Rodger moved to rural Montrose with his wife Sandra and their infant son, in August of 1969. Zion’s Pastor Cornell had agreed in October to baptize the baby, but passed away that week from a sudden heart attack, so Thornton was baptized by a substitute pastor. The Hessedals became members of Zion in 1970, shortly before Pastor Blair became Zion’s pastor.
Sandie actually became involved in activities at Zion before I did as she helped with some youth activities and was in the choir.
Rodger was recruited as a substitute Sunday school teacher in 1978 by Darrell and Karleen Anderson. At that time there were almost 400 Sunday school students from three-year-olds to ninth grade, and classes were held at 8:45am and 10am. Zion was located in town (in the building now occupied by the Assembly of God congregation) and classes met in the ‘Sunday School addition,’ which had recently been completed, and in the church basement.
He became a 5th grade teacher in the 1979-80 school year, and has taught 5th or combined 5th and 6th grade classes during the later worship service since that time.
I believe that God calls us to share His word, and in particular the Gospel of Jesus, with our children.

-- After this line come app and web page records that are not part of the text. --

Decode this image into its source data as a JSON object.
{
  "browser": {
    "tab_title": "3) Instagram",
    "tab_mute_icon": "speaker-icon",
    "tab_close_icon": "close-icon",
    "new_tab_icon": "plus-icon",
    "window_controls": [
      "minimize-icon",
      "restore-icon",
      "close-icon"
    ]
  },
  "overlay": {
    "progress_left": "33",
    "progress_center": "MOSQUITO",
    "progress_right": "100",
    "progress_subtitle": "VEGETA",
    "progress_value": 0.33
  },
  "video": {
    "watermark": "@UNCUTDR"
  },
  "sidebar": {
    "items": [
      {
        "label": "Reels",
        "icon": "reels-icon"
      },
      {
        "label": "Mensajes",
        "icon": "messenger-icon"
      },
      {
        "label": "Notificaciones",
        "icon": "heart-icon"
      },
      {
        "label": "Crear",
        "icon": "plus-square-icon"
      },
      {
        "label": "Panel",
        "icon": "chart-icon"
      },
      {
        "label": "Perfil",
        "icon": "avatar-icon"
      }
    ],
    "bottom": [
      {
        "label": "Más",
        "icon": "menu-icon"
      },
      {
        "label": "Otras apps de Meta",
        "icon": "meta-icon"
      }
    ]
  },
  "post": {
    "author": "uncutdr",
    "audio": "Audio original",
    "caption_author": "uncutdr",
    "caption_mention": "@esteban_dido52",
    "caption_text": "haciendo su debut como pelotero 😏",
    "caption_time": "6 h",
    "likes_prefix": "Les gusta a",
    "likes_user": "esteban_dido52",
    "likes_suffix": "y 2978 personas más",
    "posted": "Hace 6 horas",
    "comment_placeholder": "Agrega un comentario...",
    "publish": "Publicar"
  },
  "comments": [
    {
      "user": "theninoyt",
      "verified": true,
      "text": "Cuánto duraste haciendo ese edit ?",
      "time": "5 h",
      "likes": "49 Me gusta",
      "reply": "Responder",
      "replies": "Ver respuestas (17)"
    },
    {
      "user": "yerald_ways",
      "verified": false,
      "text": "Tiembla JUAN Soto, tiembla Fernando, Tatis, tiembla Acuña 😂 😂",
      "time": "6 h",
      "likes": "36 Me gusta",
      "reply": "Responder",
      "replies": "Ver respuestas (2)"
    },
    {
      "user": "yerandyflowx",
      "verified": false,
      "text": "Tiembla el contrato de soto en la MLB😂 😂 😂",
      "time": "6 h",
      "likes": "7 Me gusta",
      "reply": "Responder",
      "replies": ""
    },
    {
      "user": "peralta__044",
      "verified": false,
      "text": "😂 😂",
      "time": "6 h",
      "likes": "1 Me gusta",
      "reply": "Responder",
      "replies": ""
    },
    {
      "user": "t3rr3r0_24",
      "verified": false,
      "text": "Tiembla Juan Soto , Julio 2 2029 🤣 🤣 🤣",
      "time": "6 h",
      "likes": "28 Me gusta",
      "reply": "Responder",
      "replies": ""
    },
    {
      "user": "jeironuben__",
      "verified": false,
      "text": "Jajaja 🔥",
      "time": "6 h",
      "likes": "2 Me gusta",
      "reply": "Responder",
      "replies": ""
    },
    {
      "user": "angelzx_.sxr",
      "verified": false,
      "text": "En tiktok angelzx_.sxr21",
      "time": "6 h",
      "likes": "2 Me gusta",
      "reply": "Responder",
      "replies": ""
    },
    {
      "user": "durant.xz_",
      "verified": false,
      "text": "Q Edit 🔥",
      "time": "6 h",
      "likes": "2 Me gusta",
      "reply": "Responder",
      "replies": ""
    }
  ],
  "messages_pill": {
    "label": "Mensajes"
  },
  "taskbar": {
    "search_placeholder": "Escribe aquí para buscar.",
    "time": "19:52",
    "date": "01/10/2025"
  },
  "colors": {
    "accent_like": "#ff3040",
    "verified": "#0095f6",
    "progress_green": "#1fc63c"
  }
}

Rodger finds that time spent preparing lessons and answering the students’ questions to be personally beneficial and sanctifying.
Over the years, Rodger worked alongside many volunteer superintendents including Darrell Anderson, Frank Pfeifer, Sue Marsh, Sally Swanson, Cheryl Mager, and many others. Rodger remembers when Becky Hokenson started her position as Zion’s first paid Director of Youth and Education. For several years one staff person was responsible for both children’s ministry and youth ministry.
Paul [Harmon, youth director from 1982-1984] was the person who pushed for the separation of the youth positions and under his direction a job description was drafted for the Christian Education Coordinator [which was first filled by Julie Kassulke].
When Rodger first started teaching Sunday school, the congregation was much smaller, so the classes were smaller and he was able to get to know more of the parents. Fire drills were held each year during class. Perfect attendance and faithful attendance (missing no more than three Sundays) used to be very important. Pins were awarded at the end of the year, and many students would report attendance at another church if they went out of town.
I remember the antics of a 5th grade boy who would hide in the upper shelf in the bedroom of the old parsonage (which was being used as a classroom); a student who didn’t respond much until one of the last sessions, which involved art, and then he really shined; and the differences between classes, especially that the girls were usually ahead of the boys, but once in a while there would be a class where the boys were ahead.
Around 1988, Roger worked with Ken Ogden, Marcia Wold, Joel Squadroni, and Kim Gleason on curriculum for 5th grade communion instruction which was based on Luther’s Small Catechism, Welcome to the Lord’s Table by Augsburg, and The Lord’s Supper: a Lutheran Heritage Booklet by Augsburg.
Rodger has also been involved with junior high (and more recently middle school) canoe trips since they began around 1987.
I have been very blessed to have been able to work in the different areas of ministry to youth at Zion. May God receive the Glory for all efforts; He is the one who calls us, and gives us the faith to accept His salvation in Jesus. May we remember that the children are His before they are ours.